#### Problem details
Check every line of the data below for the string "Print", and copy the ones that hold it.

Component data from apps and pages:
%%
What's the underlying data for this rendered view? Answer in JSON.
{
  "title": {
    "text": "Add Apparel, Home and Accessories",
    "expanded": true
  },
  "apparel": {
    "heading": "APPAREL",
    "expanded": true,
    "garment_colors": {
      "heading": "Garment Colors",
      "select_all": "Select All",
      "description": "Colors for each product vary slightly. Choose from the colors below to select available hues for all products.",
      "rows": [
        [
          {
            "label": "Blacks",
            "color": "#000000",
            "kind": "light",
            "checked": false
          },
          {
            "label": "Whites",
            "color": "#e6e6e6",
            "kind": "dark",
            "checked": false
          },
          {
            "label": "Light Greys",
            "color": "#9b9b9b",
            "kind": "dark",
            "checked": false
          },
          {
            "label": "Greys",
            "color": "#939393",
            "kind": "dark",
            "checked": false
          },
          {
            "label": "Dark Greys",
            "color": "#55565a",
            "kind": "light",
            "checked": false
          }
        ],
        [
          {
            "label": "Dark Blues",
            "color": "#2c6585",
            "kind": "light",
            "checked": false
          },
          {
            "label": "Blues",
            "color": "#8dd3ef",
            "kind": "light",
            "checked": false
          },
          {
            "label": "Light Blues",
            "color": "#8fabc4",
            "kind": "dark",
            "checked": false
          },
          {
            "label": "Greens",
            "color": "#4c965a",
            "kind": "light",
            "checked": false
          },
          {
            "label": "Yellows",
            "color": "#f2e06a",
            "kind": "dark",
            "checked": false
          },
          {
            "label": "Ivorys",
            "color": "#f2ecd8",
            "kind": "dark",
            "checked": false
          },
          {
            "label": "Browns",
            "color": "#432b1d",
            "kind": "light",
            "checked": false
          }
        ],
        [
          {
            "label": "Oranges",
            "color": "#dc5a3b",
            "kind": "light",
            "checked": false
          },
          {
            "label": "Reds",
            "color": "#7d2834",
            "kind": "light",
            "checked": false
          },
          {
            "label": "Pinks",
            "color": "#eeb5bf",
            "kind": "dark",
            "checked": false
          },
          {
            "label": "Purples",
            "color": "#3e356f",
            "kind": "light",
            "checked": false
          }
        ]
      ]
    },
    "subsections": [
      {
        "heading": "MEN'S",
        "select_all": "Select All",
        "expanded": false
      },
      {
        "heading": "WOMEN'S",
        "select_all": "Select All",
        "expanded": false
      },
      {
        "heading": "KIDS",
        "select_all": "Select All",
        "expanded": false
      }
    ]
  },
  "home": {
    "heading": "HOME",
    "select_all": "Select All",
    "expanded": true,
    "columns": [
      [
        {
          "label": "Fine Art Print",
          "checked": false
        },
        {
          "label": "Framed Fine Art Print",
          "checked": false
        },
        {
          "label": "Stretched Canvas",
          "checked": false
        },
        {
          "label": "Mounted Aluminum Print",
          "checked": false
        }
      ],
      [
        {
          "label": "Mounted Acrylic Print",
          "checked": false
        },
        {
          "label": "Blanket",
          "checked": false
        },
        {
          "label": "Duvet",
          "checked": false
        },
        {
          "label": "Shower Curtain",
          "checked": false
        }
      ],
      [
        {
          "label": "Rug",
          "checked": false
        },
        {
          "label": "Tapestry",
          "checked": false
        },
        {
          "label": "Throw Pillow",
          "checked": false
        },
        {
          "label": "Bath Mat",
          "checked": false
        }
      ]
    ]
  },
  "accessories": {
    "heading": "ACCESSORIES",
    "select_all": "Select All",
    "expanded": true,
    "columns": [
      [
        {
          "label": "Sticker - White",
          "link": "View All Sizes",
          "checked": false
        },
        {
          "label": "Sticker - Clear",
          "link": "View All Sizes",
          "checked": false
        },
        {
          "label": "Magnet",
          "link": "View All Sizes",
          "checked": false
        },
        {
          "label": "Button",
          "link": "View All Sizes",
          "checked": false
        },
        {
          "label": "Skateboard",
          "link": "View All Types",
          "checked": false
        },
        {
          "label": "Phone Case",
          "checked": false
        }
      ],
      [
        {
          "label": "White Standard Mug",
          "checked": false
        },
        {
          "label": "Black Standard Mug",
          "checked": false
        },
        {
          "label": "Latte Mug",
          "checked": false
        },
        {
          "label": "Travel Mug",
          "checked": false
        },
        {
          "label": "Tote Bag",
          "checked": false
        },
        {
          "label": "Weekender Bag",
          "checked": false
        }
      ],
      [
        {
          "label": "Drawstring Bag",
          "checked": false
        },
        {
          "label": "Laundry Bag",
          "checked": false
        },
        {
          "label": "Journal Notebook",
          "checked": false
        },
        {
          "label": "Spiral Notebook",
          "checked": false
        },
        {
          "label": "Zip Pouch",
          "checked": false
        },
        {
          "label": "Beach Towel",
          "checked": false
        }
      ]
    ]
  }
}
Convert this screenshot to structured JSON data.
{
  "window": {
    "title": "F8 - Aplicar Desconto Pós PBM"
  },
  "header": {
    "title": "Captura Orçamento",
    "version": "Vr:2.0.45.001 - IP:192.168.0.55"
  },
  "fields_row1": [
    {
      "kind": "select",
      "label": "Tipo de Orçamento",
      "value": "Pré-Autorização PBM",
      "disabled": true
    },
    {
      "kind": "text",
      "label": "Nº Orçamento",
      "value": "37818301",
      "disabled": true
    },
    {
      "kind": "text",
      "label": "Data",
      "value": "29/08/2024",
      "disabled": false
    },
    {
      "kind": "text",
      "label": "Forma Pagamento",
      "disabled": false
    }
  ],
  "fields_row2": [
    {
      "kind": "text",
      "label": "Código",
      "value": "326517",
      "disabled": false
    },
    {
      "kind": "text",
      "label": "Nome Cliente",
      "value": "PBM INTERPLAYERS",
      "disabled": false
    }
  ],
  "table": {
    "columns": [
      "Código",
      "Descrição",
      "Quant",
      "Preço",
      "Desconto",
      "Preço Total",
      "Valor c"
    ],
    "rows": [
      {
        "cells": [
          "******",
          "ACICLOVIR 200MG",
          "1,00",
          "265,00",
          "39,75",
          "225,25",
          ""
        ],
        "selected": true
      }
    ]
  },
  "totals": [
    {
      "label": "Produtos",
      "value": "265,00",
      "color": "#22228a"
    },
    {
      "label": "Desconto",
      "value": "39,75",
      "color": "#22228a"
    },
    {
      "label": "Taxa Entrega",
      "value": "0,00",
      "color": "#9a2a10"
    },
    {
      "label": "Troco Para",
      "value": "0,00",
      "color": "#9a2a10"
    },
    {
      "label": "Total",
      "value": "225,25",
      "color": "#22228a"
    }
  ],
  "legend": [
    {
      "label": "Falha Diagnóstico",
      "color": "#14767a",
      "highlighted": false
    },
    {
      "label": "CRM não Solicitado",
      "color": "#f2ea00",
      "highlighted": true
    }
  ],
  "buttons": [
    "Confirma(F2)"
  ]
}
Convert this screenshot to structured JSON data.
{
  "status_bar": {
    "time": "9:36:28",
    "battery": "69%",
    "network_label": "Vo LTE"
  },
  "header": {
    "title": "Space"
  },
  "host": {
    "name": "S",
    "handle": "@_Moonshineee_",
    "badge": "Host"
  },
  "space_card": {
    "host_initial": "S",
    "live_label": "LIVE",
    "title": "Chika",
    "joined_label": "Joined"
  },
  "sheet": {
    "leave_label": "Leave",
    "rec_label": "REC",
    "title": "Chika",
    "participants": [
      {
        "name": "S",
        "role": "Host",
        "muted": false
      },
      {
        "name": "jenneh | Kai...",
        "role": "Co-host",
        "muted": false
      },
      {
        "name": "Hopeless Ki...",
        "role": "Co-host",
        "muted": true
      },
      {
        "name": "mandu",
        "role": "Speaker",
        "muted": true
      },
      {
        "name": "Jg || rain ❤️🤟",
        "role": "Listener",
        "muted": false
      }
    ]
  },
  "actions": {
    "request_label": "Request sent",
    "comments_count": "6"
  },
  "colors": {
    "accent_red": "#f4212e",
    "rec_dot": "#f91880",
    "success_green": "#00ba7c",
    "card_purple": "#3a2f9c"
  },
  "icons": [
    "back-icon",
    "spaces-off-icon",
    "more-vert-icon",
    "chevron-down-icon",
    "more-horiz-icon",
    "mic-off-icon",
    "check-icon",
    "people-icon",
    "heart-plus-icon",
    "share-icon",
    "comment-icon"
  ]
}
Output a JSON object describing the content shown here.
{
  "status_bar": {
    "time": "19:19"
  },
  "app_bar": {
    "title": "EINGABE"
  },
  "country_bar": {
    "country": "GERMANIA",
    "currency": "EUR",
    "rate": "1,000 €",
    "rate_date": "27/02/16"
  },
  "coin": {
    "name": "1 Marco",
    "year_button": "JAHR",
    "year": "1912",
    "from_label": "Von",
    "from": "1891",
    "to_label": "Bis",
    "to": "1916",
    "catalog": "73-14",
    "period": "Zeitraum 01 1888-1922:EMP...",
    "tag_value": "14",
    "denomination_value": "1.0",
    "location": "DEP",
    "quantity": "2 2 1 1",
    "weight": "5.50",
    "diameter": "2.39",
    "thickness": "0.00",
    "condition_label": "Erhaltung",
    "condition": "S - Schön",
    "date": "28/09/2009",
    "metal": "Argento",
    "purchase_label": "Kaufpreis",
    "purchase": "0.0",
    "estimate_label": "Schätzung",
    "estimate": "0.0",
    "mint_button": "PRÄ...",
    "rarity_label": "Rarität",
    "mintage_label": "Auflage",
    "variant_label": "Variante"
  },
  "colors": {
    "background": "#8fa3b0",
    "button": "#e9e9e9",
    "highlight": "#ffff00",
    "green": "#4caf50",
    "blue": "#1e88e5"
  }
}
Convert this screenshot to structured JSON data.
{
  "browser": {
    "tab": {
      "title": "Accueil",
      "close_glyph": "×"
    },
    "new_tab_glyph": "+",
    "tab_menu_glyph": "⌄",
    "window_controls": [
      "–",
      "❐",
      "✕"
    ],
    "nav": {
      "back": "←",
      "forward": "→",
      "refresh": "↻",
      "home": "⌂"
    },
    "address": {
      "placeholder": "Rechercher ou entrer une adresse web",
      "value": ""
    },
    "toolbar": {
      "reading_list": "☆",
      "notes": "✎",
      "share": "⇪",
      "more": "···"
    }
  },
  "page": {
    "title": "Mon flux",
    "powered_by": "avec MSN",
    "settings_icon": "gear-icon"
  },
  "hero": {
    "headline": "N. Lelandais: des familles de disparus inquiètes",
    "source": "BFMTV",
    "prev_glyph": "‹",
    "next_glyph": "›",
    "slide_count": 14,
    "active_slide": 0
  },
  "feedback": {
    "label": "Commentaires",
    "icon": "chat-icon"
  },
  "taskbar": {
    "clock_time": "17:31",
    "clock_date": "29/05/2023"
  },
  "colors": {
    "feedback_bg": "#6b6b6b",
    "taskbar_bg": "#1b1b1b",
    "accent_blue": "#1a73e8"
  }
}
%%
#### Solution
          "label": "Fine Art Print",
          "label": "Framed Fine Art Print",
          "label": "Mounted Aluminum Print",
          "label": "Mounted Acrylic Print",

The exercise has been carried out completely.